BEIJING (BLOOMBERG) – Profits at foreign industrial businesses in China showed no sign of rebound in the first five months of the year even as an easing in Covid-19 restrictions allowed companies to resume production and improve logistics and sales.
Foreign firms saw a drop of 16.1 per cent in their profits during the January-to-May period from a year earlier, a similar contraction to the first four months of the year.
In contrast, profits across all industrial companies in China gained 1 per cent in the five-month period.
For May alone, industrial profits fell 6.5 per cent from a year earlier, narrowing from April’s 8.5 per cent drop, data from the National Bureau of Statistics showed on Monday (June 27).
The economy is making a gradual recovery from the worst of the Covid-19 restrictions imposed in recent months to curb outbreaks.
High-frequency data tracked by Bloomberg shows an improvement in activity in June, although growth likely remained muted.
“April and May are probably the lowest point,” said Mr Larry Hu, head of China economics as Macquarie Securities.
“If China’s economy recovers in the second half of the year, there could be some rebound in industrial profits.”
NBS analyst Zhu Hong cited rising costs and operational difficulties as reasons for the continued decline in profits in May.

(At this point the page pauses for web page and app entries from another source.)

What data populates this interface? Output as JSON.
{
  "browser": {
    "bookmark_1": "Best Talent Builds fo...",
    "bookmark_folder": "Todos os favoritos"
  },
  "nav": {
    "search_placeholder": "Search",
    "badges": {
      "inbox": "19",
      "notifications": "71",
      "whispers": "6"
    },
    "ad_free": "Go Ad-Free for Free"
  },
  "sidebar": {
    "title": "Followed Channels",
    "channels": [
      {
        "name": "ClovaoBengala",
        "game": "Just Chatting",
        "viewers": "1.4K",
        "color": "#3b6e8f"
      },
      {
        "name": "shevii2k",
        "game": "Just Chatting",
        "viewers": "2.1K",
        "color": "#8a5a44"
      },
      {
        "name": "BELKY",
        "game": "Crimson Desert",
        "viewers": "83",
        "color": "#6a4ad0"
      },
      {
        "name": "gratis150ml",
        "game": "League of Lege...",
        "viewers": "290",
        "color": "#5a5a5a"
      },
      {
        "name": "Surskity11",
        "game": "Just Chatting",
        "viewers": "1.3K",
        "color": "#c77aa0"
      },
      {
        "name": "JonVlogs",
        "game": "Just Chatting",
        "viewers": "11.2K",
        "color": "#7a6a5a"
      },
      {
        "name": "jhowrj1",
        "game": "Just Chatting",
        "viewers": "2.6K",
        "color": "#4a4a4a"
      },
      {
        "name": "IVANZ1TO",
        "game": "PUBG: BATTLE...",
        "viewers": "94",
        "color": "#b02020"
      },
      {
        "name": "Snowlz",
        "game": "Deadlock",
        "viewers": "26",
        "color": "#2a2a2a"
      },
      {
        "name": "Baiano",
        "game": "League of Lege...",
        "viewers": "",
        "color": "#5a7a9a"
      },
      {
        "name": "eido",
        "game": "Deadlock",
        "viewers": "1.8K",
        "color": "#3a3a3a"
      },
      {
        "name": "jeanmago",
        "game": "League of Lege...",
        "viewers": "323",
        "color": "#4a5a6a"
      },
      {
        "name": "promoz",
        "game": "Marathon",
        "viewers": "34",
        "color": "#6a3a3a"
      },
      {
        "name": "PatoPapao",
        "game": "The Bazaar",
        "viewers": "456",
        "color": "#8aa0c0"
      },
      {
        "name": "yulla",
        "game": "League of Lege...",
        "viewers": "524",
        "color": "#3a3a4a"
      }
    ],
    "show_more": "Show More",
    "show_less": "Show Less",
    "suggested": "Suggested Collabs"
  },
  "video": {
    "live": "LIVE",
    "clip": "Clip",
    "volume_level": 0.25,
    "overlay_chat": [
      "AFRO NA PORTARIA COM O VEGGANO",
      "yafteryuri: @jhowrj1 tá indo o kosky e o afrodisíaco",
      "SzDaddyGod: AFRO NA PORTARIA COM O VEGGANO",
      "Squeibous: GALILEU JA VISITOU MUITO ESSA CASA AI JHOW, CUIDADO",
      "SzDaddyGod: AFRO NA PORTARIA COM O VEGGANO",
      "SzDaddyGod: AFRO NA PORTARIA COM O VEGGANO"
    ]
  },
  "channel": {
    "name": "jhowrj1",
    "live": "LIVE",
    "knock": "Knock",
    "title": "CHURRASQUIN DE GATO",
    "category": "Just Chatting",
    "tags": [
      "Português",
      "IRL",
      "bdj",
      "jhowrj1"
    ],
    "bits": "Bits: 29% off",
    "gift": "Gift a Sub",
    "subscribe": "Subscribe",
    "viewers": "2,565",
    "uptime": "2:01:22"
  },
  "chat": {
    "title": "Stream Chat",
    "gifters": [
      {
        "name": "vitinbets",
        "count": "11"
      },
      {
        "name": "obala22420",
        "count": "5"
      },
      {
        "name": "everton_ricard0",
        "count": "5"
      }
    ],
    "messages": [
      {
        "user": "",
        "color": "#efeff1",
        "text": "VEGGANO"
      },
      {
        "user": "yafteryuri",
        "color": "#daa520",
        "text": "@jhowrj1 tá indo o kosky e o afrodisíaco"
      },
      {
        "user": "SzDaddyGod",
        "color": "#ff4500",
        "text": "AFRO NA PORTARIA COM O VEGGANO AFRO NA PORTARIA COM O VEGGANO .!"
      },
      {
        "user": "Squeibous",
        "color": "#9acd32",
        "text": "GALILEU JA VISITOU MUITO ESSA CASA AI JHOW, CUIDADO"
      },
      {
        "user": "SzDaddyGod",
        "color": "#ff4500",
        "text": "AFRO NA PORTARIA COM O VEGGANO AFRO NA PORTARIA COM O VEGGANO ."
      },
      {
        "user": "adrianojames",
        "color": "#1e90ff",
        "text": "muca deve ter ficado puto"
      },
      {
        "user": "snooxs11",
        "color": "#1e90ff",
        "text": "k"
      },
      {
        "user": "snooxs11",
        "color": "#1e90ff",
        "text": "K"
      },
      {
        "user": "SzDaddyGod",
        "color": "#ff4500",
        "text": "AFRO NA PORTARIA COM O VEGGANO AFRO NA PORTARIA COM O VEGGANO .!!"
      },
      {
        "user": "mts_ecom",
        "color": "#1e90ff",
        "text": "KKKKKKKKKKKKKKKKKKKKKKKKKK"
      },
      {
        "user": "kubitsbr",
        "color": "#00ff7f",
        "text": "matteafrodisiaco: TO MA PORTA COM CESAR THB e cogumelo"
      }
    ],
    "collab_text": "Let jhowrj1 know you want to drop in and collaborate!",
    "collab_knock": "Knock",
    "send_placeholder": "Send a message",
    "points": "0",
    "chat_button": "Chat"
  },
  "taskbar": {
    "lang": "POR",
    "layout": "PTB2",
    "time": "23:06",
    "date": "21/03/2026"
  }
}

Measures to stabilise the industrial economy must be implemented “carefully to help relieve company difficulties,” Mr Zhu said in a statement.
Industrial profits at private firms remained weak, dropping 2.2 per cent in the first five months of the year, while profits at state-owned enterprises were up 9.8 per cent during that time frame.
The profit recovery for the private sector will likely be slower “given the weaker sentiment broadly and more disruptions to smaller firms from Covid flareups,” said Ms Peiqian Liu, chief China economist at NatWest Group.
May saw a rebound in industrial output to 0.7 per cent, reversing from a drop of 2.9 per cent in the previous month.